■ **Directions**
What lines of the listing include the string "title"? Show them all.

··· Study material

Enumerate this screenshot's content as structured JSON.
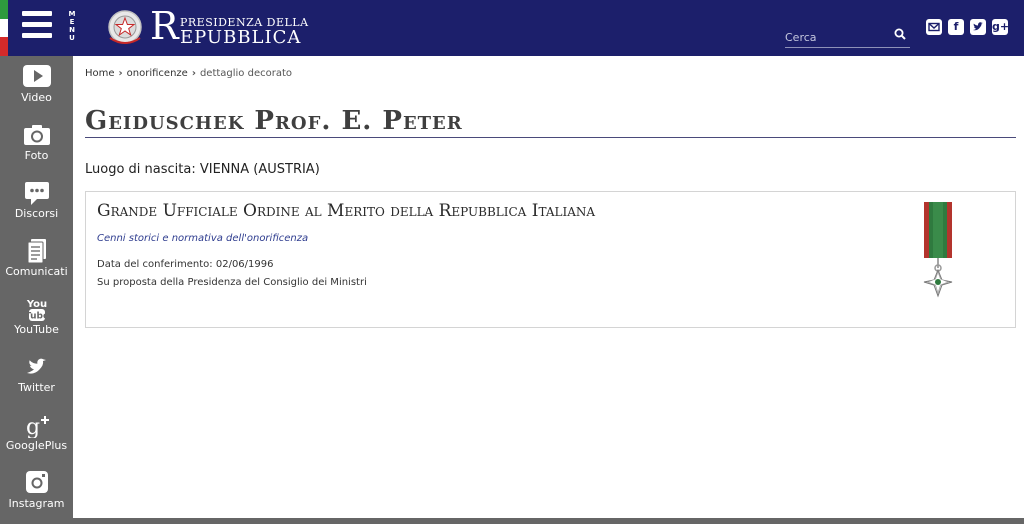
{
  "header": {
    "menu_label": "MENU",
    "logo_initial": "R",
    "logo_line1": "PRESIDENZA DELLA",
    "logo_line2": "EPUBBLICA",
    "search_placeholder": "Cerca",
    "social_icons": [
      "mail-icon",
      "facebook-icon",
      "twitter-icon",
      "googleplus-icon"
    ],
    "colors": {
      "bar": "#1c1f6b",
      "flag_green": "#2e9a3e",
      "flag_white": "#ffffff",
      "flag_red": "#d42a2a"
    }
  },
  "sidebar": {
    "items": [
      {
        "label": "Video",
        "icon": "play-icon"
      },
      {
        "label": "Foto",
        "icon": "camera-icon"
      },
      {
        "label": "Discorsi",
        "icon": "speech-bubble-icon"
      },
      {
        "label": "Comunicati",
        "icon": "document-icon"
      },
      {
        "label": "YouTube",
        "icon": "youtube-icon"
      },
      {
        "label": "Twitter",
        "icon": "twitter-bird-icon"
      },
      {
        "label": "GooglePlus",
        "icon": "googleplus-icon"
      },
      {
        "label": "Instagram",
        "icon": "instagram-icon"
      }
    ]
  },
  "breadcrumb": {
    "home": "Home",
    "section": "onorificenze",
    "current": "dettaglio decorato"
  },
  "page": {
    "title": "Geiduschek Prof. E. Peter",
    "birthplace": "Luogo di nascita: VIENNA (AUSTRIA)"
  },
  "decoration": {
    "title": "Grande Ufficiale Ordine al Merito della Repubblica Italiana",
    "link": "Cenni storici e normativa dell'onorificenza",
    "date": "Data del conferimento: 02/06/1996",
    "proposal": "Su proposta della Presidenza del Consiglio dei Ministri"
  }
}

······

■ **Written response**
    "title": "Geiduschek Prof. E. Peter",
    "title": "Grande Ufficiale Ordine al Merito della Repubblica Italiana",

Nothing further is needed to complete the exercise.